Material supplied START
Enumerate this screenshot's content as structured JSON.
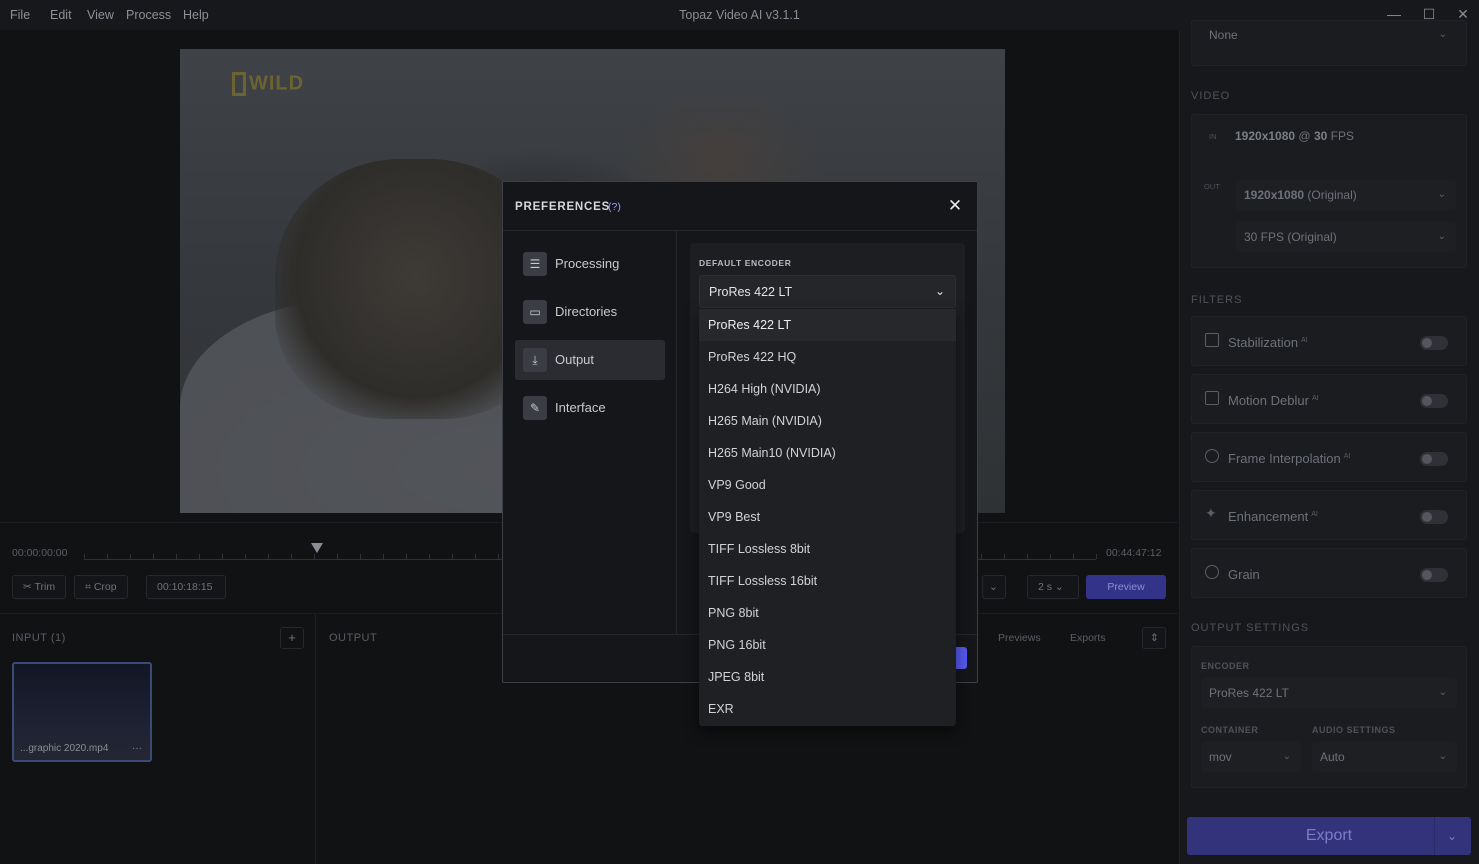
{
  "titlebar": {
    "menu": [
      "File",
      "Edit",
      "View",
      "Process",
      "Help"
    ],
    "title": "Topaz Video AI  v3.1.1"
  },
  "video": {
    "logo_text": "WILD"
  },
  "timeline": {
    "start_time": "00:00:00:00",
    "end_time": "00:44:47:12",
    "trim_label": "Trim",
    "crop_label": "Crop",
    "current_time": "00:10:18:15",
    "duration_select": "2 s",
    "preview_label": "Preview"
  },
  "input_pane": {
    "title": "INPUT (1)",
    "add_label": "+",
    "file_name": "...graphic 2020.mp4",
    "more": "···"
  },
  "output_pane": {
    "title": "OUTPUT",
    "tabs": [
      "Previews",
      "Exports"
    ]
  },
  "right_panel": {
    "top_select": "None",
    "video_section": "VIDEO",
    "in_tag": "IN",
    "in_res": "1920x1080",
    "in_at": "@",
    "in_fps": "30",
    "in_fps_unit": "FPS",
    "out_tag": "OUT",
    "out_res": "1920x1080",
    "out_res_note": "(Original)",
    "out_fps": "30 FPS (Original)",
    "filters_section": "FILTERS",
    "filters": [
      {
        "label": "Stabilization",
        "ai": "AI"
      },
      {
        "label": "Motion Deblur",
        "ai": "AI"
      },
      {
        "label": "Frame Interpolation",
        "ai": "AI"
      },
      {
        "label": "Enhancement",
        "ai": "AI"
      },
      {
        "label": "Grain",
        "ai": ""
      }
    ],
    "output_section": "OUTPUT SETTINGS",
    "encoder_label": "ENCODER",
    "encoder_value": "ProRes 422 LT",
    "container_label": "CONTAINER",
    "container_value": "mov",
    "audio_label": "AUDIO SETTINGS",
    "audio_value": "Auto",
    "export_label": "Export"
  },
  "dialog": {
    "title": "PREFERENCES",
    "help": "(?)",
    "close": "✕",
    "nav": [
      {
        "label": "Processing",
        "icon": "sliders-icon"
      },
      {
        "label": "Directories",
        "icon": "folder-icon"
      },
      {
        "label": "Output",
        "icon": "download-icon"
      },
      {
        "label": "Interface",
        "icon": "edit-icon"
      }
    ],
    "active_nav": "Output",
    "default_encoder_label": "DEFAULT ENCODER",
    "default_encoder_value": "ProRes 422 LT",
    "encoder_options": [
      "ProRes 422 LT",
      "ProRes 422 HQ",
      "H264 High (NVIDIA)",
      "H265 Main (NVIDIA)",
      "H265 Main10 (NVIDIA)",
      "VP9 Good",
      "VP9 Best",
      "TIFF Lossless 8bit",
      "TIFF Lossless 16bit",
      "PNG 8bit",
      "PNG 16bit",
      "JPEG 8bit",
      "EXR"
    ]
  },
  "colors": {
    "accent": "#5559f0",
    "background": "#111214",
    "panel": "#17181b"
  }
}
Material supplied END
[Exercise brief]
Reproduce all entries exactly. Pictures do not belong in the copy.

[Task answer]
Enumerate this screenshot's content as structured JSON.
{
  "titlebar": {
    "menu": [
      "File",
      "Edit",
      "View",
      "Process",
      "Help"
    ],
    "title": "Topaz Video AI  v3.1.1"
  },
  "video": {
    "logo_text": "WILD"
  },
  "timeline": {
    "start_time": "00:00:00:00",
    "end_time": "00:44:47:12",
    "trim_label": "Trim",
    "crop_label": "Crop",
    "current_time": "00:10:18:15",
    "duration_select": "2 s",
    "preview_label": "Preview"
  },
  "input_pane": {
    "title": "INPUT (1)",
    "add_label": "+",
    "file_name": "...graphic 2020.mp4",
    "more": "···"
  },
  "output_pane": {
    "title": "OUTPUT",
    "tabs": [
      "Previews",
      "Exports"
    ]
  },
  "right_panel": {
    "top_select": "None",
    "video_section": "VIDEO",
    "in_tag": "IN",
    "in_res": "1920x1080",
    "in_at": "@",
    "in_fps": "30",
    "in_fps_unit": "FPS",
    "out_tag": "OUT",
    "out_res": "1920x1080",
    "out_res_note": "(Original)",
    "out_fps": "30 FPS (Original)",
    "filters_section": "FILTERS",
    "filters": [
      {
        "label": "Stabilization",
        "ai": "AI"
      },
      {
        "label": "Motion Deblur",
        "ai": "AI"
      },
      {
        "label": "Frame Interpolation",
        "ai": "AI"
      },
      {
        "label": "Enhancement",
        "ai": "AI"
      },
      {
        "label": "Grain",
        "ai": ""
      }
    ],
    "output_section": "OUTPUT SETTINGS",
    "encoder_label": "ENCODER",
    "encoder_value": "ProRes 422 LT",
    "container_label": "CONTAINER",
    "container_value": "mov",
    "audio_label": "AUDIO SETTINGS",
    "audio_value": "Auto",
    "export_label": "Export"
  },
  "dialog": {
    "title": "PREFERENCES",
    "help": "(?)",
    "close": "✕",
    "nav": [
      {
        "label": "Processing",
        "icon": "sliders-icon"
      },
      {
        "label": "Directories",
        "icon": "folder-icon"
      },
      {
        "label": "Output",
        "icon": "download-icon"
      },
      {
        "label": "Interface",
        "icon": "edit-icon"
      }
    ],
    "active_nav": "Output",
    "default_encoder_label": "DEFAULT ENCODER",
    "default_encoder_value": "ProRes 422 LT",
    "encoder_options": [
      "ProRes 422 LT",
      "ProRes 422 HQ",
      "H264 High (NVIDIA)",
      "H265 Main (NVIDIA)",
      "H265 Main10 (NVIDIA)",
      "VP9 Good",
      "VP9 Best",
      "TIFF Lossless 8bit",
      "TIFF Lossless 16bit",
      "PNG 8bit",
      "PNG 16bit",
      "JPEG 8bit",
      "EXR"
    ]
  },
  "colors": {
    "accent": "#5559f0",
    "background": "#111214",
    "panel": "#17181b"
  }
}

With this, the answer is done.